[Data entries]
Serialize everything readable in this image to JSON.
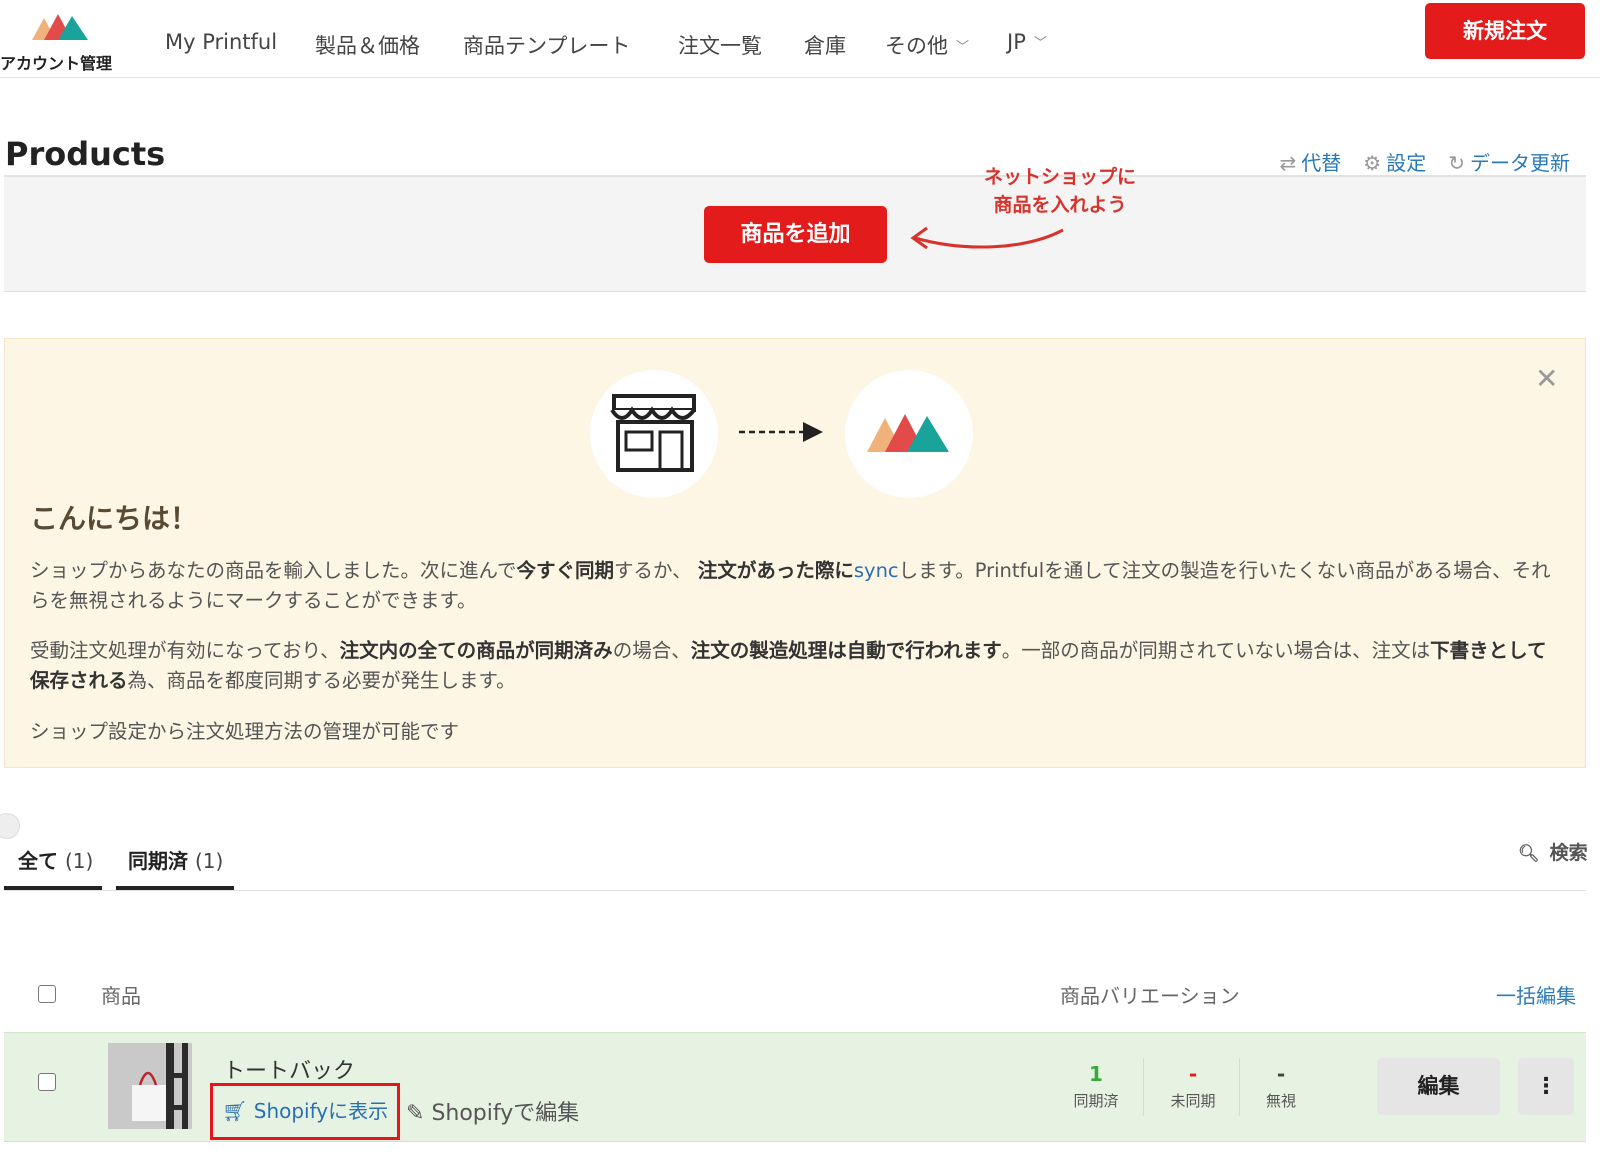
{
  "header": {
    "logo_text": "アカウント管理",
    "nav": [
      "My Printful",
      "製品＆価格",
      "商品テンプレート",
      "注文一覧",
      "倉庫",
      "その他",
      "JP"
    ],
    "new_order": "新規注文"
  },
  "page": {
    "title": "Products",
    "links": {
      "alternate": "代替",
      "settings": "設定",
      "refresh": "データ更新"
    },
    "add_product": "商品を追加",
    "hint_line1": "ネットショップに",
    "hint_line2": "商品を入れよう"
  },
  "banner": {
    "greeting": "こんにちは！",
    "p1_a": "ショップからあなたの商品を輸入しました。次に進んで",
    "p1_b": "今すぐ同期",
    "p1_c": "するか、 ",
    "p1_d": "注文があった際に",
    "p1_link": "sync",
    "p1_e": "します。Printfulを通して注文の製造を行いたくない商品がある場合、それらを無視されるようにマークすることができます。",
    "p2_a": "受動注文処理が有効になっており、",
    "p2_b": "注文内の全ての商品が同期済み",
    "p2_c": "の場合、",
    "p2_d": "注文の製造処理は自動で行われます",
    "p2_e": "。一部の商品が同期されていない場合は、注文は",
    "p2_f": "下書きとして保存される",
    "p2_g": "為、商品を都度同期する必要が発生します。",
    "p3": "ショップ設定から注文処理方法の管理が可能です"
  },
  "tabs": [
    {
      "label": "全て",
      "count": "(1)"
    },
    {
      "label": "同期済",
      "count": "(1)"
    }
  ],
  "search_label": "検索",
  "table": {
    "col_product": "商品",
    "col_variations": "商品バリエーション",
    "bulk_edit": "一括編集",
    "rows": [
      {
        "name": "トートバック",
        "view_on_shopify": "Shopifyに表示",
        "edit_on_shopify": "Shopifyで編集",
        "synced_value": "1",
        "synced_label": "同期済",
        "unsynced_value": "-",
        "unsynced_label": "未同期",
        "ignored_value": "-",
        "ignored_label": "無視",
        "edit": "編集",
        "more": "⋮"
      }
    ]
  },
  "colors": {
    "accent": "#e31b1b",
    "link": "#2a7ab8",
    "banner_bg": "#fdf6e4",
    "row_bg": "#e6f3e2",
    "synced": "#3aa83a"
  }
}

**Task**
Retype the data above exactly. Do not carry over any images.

**Response below**
Serialize everything readable in this image to JSON.
{
  "header": {
    "logo_text": "アカウント管理",
    "nav": [
      "My Printful",
      "製品＆価格",
      "商品テンプレート",
      "注文一覧",
      "倉庫",
      "その他",
      "JP"
    ],
    "new_order": "新規注文"
  },
  "page": {
    "title": "Products",
    "links": {
      "alternate": "代替",
      "settings": "設定",
      "refresh": "データ更新"
    },
    "add_product": "商品を追加",
    "hint_line1": "ネットショップに",
    "hint_line2": "商品を入れよう"
  },
  "banner": {
    "greeting": "こんにちは！",
    "p1_a": "ショップからあなたの商品を輸入しました。次に進んで",
    "p1_b": "今すぐ同期",
    "p1_c": "するか、 ",
    "p1_d": "注文があった際に",
    "p1_link": "sync",
    "p1_e": "します。Printfulを通して注文の製造を行いたくない商品がある場合、それらを無視されるようにマークすることができます。",
    "p2_a": "受動注文処理が有効になっており、",
    "p2_b": "注文内の全ての商品が同期済み",
    "p2_c": "の場合、",
    "p2_d": "注文の製造処理は自動で行われます",
    "p2_e": "。一部の商品が同期されていない場合は、注文は",
    "p2_f": "下書きとして保存される",
    "p2_g": "為、商品を都度同期する必要が発生します。",
    "p3": "ショップ設定から注文処理方法の管理が可能です"
  },
  "tabs": [
    {
      "label": "全て",
      "count": "(1)"
    },
    {
      "label": "同期済",
      "count": "(1)"
    }
  ],
  "search_label": "検索",
  "table": {
    "col_product": "商品",
    "col_variations": "商品バリエーション",
    "bulk_edit": "一括編集",
    "rows": [
      {
        "name": "トートバック",
        "view_on_shopify": "Shopifyに表示",
        "edit_on_shopify": "Shopifyで編集",
        "synced_value": "1",
        "synced_label": "同期済",
        "unsynced_value": "-",
        "unsynced_label": "未同期",
        "ignored_value": "-",
        "ignored_label": "無視",
        "edit": "編集",
        "more": "⋮"
      }
    ]
  },
  "colors": {
    "accent": "#e31b1b",
    "link": "#2a7ab8",
    "banner_bg": "#fdf6e4",
    "row_bg": "#e6f3e2",
    "synced": "#3aa83a"
  }
}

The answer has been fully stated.